## Goal of the exercise
In the copy you make of the entries, no picture should appear, and every word must match.

## Available data

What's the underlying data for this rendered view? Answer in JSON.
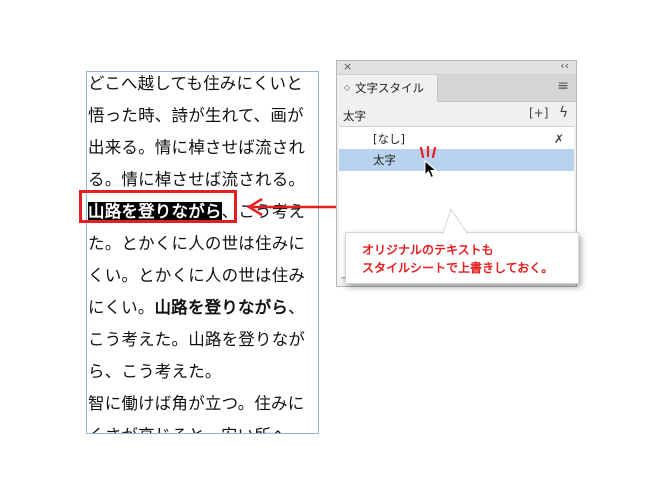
{
  "text_frame": {
    "lines": [
      {
        "parts": [
          {
            "text": "どこへ越しても住みにくいと",
            "style": "n"
          }
        ]
      },
      {
        "parts": [
          {
            "text": "悟った時、詩が生れて、画が",
            "style": "n"
          }
        ]
      },
      {
        "parts": [
          {
            "text": "出来る。情に棹させば流され",
            "style": "n"
          }
        ]
      },
      {
        "parts": [
          {
            "text": "る。情に棹させば流される。",
            "style": "n"
          }
        ]
      },
      {
        "parts": [
          {
            "text": "山路を登りながら",
            "style": "sel"
          },
          {
            "text": "、こう考え",
            "style": "n"
          }
        ]
      },
      {
        "parts": [
          {
            "text": "た。とかくに人の世は住みに",
            "style": "n"
          }
        ]
      },
      {
        "parts": [
          {
            "text": "くい。とかくに人の世は住み",
            "style": "n"
          }
        ]
      },
      {
        "parts": [
          {
            "text": "にくい。",
            "style": "n"
          },
          {
            "text": "山路を登りながら",
            "style": "b"
          },
          {
            "text": "、",
            "style": "n"
          }
        ]
      },
      {
        "parts": [
          {
            "text": "こう考えた。山路を登りなが",
            "style": "n"
          }
        ]
      },
      {
        "parts": [
          {
            "text": "ら、こう考えた。",
            "style": "n"
          }
        ]
      },
      {
        "parts": [
          {
            "text": "智に働けば角が立つ。住みに",
            "style": "n"
          }
        ]
      },
      {
        "parts": [
          {
            "text": "くさが高じると、安い所へ",
            "style": "n"
          }
        ]
      }
    ]
  },
  "panel": {
    "close_glyph": "×",
    "collapse_glyph": "‹‹",
    "tab_arrows": "◇",
    "tab_label": "文字スタイル",
    "menu_glyph": "≡",
    "current_style": "太字",
    "new_style_glyph": "[+]",
    "quick_apply_glyph": "ϟ",
    "styles": [
      "[なし]",
      "太字"
    ],
    "clear_glyph": "✗",
    "footer_glyph": "→"
  },
  "callout": {
    "line1": "オリジナルのテキストも",
    "line2": "スタイルシートで上書きしておく。"
  },
  "colors": {
    "accent_red": "#e51f1f",
    "selection_row": "#b9d3ee",
    "frame_border": "#8fb6de"
  },
  "icons": {
    "cursor": "arrow-cursor-icon",
    "click": "click-marks-icon"
  }
}
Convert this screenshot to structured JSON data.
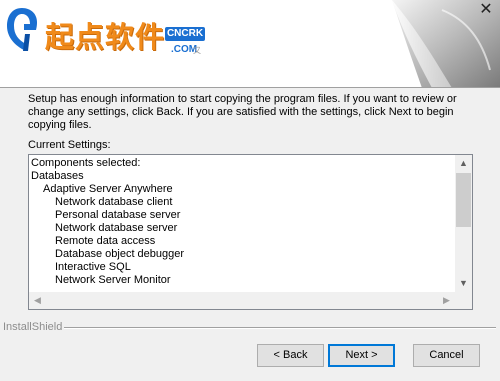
{
  "banner": {
    "logo_text": "起点软件",
    "logo_badge": "CNCRK",
    "logo_com": ".COM",
    "logo_sub": "又",
    "close_glyph": "✕"
  },
  "description": "Setup has enough information to start copying the program files.  If you want to review or change any settings, click Back.  If you are satisfied with the settings, click Next to begin copying files.",
  "settings_label": "Current Settings:",
  "settings_lines": [
    {
      "text": "Components selected:",
      "level": 0
    },
    {
      "text": "Databases",
      "level": 0
    },
    {
      "text": "Adaptive Server Anywhere",
      "level": 1
    },
    {
      "text": "Network database client",
      "level": 2
    },
    {
      "text": "Personal database server",
      "level": 2
    },
    {
      "text": "Network database server",
      "level": 2
    },
    {
      "text": "Remote data access",
      "level": 2
    },
    {
      "text": "Database object debugger",
      "level": 2
    },
    {
      "text": "Interactive SQL",
      "level": 2
    },
    {
      "text": "Network Server Monitor",
      "level": 2
    }
  ],
  "scroll": {
    "up": "▲",
    "down": "▼",
    "left": "◀",
    "right": "▶"
  },
  "footer": {
    "brand": "InstallShield",
    "back_label": "< Back",
    "next_label": "Next >",
    "cancel_label": "Cancel"
  },
  "colors": {
    "logo_orange": "#f08a1a",
    "logo_blue": "#1a6fd1",
    "default_button_border": "#0078d7"
  }
}
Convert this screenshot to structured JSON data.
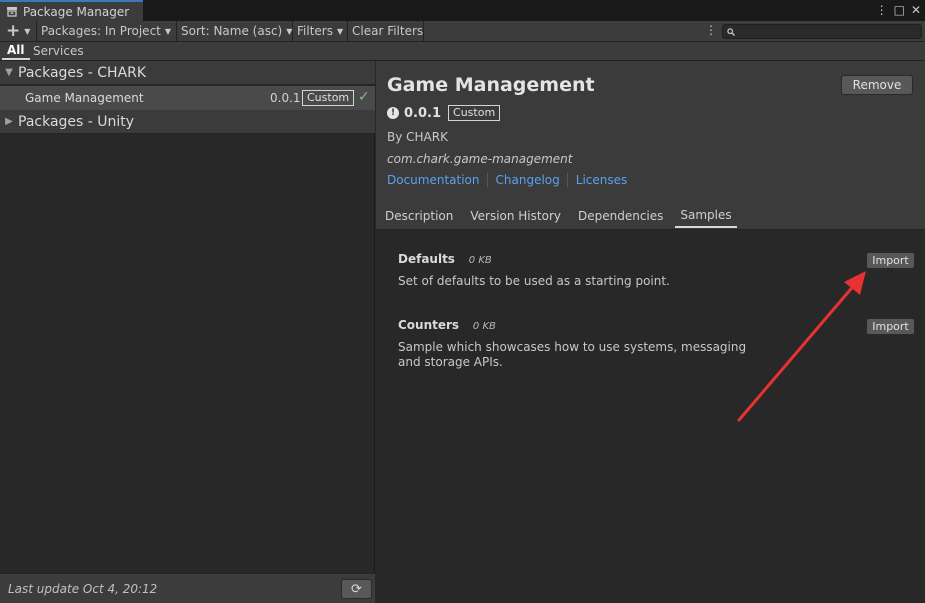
{
  "window": {
    "tab_title": "Package Manager",
    "menu_glyph": "⋮",
    "maximize_glyph": "□",
    "close_glyph": "✕"
  },
  "toolbar": {
    "add_glyph": "+",
    "packages_label": "Packages: In Project",
    "sort_label": "Sort: Name (asc)",
    "filters_label": "Filters",
    "clear_filters_label": "Clear Filters",
    "menu_glyph": "⋮",
    "search_value": "",
    "search_placeholder": ""
  },
  "filter_tabs": {
    "all": "All",
    "services": "Services"
  },
  "left": {
    "groups": [
      {
        "label": "Packages - CHARK",
        "expanded": true
      },
      {
        "label": "Packages - Unity",
        "expanded": false
      }
    ],
    "packages": [
      {
        "name": "Game Management",
        "version": "0.0.1",
        "tag": "Custom",
        "status_glyph": "✓"
      }
    ],
    "status": "Last update Oct 4, 20:12",
    "refresh_glyph": "⟳"
  },
  "detail": {
    "title": "Game Management",
    "remove_label": "Remove",
    "info_glyph": "!",
    "version": "0.0.1",
    "tag": "Custom",
    "author": "By CHARK",
    "package_id": "com.chark.game-management",
    "links": [
      "Documentation",
      "Changelog",
      "Licenses"
    ],
    "tabs": [
      "Description",
      "Version History",
      "Dependencies",
      "Samples"
    ],
    "active_tab": "Samples",
    "samples": [
      {
        "title": "Defaults",
        "size": "0 KB",
        "description": "Set of defaults to be used as a starting point.",
        "import_label": "Import"
      },
      {
        "title": "Counters",
        "size": "0 KB",
        "description": "Sample which showcases how to use systems, messaging and storage APIs.",
        "import_label": "Import"
      }
    ]
  },
  "colors": {
    "accent_link": "#5aa1f0",
    "arrow": "#e83232",
    "installed_check": "#7ec17e"
  }
}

## Output for this exercise
What's the underlying data for this rendered view? Answer in JSON.
{
  "text_frame": {
    "lines": [
      {
        "parts": [
          {
            "text": "どこへ越しても住みにくいと",
            "style": "n"
          }
        ]
      },
      {
        "parts": [
          {
            "text": "悟った時、詩が生れて、画が",
            "style": "n"
          }
        ]
      },
      {
        "parts": [
          {
            "text": "出来る。情に棹させば流され",
            "style": "n"
          }
        ]
      },
      {
        "parts": [
          {
            "text": "る。情に棹させば流される。",
            "style": "n"
          }
        ]
      },
      {
        "parts": [
          {
            "text": "山路を登りながら",
            "style": "sel"
          },
          {
            "text": "、こう考え",
            "style": "n"
          }
        ]
      },
      {
        "parts": [
          {
            "text": "た。とかくに人の世は住みに",
            "style": "n"
          }
        ]
      },
      {
        "parts": [
          {
            "text": "くい。とかくに人の世は住み",
            "style": "n"
          }
        ]
      },
      {
        "parts": [
          {
            "text": "にくい。",
            "style": "n"
          },
          {
            "text": "山路を登りながら",
            "style": "b"
          },
          {
            "text": "、",
            "style": "n"
          }
        ]
      },
      {
        "parts": [
          {
            "text": "こう考えた。山路を登りなが",
            "style": "n"
          }
        ]
      },
      {
        "parts": [
          {
            "text": "ら、こう考えた。",
            "style": "n"
          }
        ]
      },
      {
        "parts": [
          {
            "text": "智に働けば角が立つ。住みに",
            "style": "n"
          }
        ]
      },
      {
        "parts": [
          {
            "text": "くさが高じると、安い所へ",
            "style": "n"
          }
        ]
      }
    ]
  },
  "panel": {
    "close_glyph": "×",
    "collapse_glyph": "‹‹",
    "tab_arrows": "◇",
    "tab_label": "文字スタイル",
    "menu_glyph": "≡",
    "current_style": "太字",
    "new_style_glyph": "[+]",
    "quick_apply_glyph": "ϟ",
    "styles": [
      "[なし]",
      "太字"
    ],
    "clear_glyph": "✗",
    "footer_glyph": "→"
  },
  "callout": {
    "line1": "オリジナルのテキストも",
    "line2": "スタイルシートで上書きしておく。"
  },
  "colors": {
    "accent_red": "#e51f1f",
    "selection_row": "#b9d3ee",
    "frame_border": "#8fb6de"
  },
  "icons": {
    "cursor": "arrow-cursor-icon",
    "click": "click-marks-icon"
  }
}
Convert this screenshot to structured JSON data.
{
  "banner": {
    "logo_text": "起点软件",
    "logo_badge": "CNCRK",
    "logo_com": ".COM",
    "logo_sub": "又",
    "close_glyph": "✕"
  },
  "description": "Setup has enough information to start copying the program files.  If you want to review or change any settings, click Back.  If you are satisfied with the settings, click Next to begin copying files.",
  "settings_label": "Current Settings:",
  "settings_lines": [
    {
      "text": "Components selected:",
      "level": 0
    },
    {
      "text": "Databases",
      "level": 0
    },
    {
      "text": "Adaptive Server Anywhere",
      "level": 1
    },
    {
      "text": "Network database client",
      "level": 2
    },
    {
      "text": "Personal database server",
      "level": 2
    },
    {
      "text": "Network database server",
      "level": 2
    },
    {
      "text": "Remote data access",
      "level": 2
    },
    {
      "text": "Database object debugger",
      "level": 2
    },
    {
      "text": "Interactive SQL",
      "level": 2
    },
    {
      "text": "Network Server Monitor",
      "level": 2
    }
  ],
  "scroll": {
    "up": "▲",
    "down": "▼",
    "left": "◀",
    "right": "▶"
  },
  "footer": {
    "brand": "InstallShield",
    "back_label": "< Back",
    "next_label": "Next >",
    "cancel_label": "Cancel"
  },
  "colors": {
    "logo_orange": "#f08a1a",
    "logo_blue": "#1a6fd1",
    "default_button_border": "#0078d7"
  }
}
Convert this screenshot to structured JSON data.
{
  "window": {
    "tab_title": "Package Manager",
    "menu_glyph": "⋮",
    "maximize_glyph": "□",
    "close_glyph": "✕"
  },
  "toolbar": {
    "add_glyph": "+",
    "packages_label": "Packages: In Project",
    "sort_label": "Sort: Name (asc)",
    "filters_label": "Filters",
    "clear_filters_label": "Clear Filters",
    "menu_glyph": "⋮",
    "search_value": "",
    "search_placeholder": ""
  },
  "filter_tabs": {
    "all": "All",
    "services": "Services"
  },
  "left": {
    "groups": [
      {
        "label": "Packages - CHARK",
        "expanded": true
      },
      {
        "label": "Packages - Unity",
        "expanded": false
      }
    ],
    "packages": [
      {
        "name": "Game Management",
        "version": "0.0.1",
        "tag": "Custom",
        "status_glyph": "✓"
      }
    ],
    "status": "Last update Oct 4, 20:12",
    "refresh_glyph": "⟳"
  },
  "detail": {
    "title": "Game Management",
    "remove_label": "Remove",
    "info_glyph": "!",
    "version": "0.0.1",
    "tag": "Custom",
    "author": "By CHARK",
    "package_id": "com.chark.game-management",
    "links": [
      "Documentation",
      "Changelog",
      "Licenses"
    ],
    "tabs": [
      "Description",
      "Version History",
      "Dependencies",
      "Samples"
    ],
    "active_tab": "Samples",
    "samples": [
      {
        "title": "Defaults",
        "size": "0 KB",
        "description": "Set of defaults to be used as a starting point.",
        "import_label": "Import"
      },
      {
        "title": "Counters",
        "size": "0 KB",
        "description": "Sample which showcases how to use systems, messaging and storage APIs.",
        "import_label": "Import"
      }
    ]
  },
  "colors": {
    "accent_link": "#5aa1f0",
    "arrow": "#e83232",
    "installed_check": "#7ec17e"
  }
}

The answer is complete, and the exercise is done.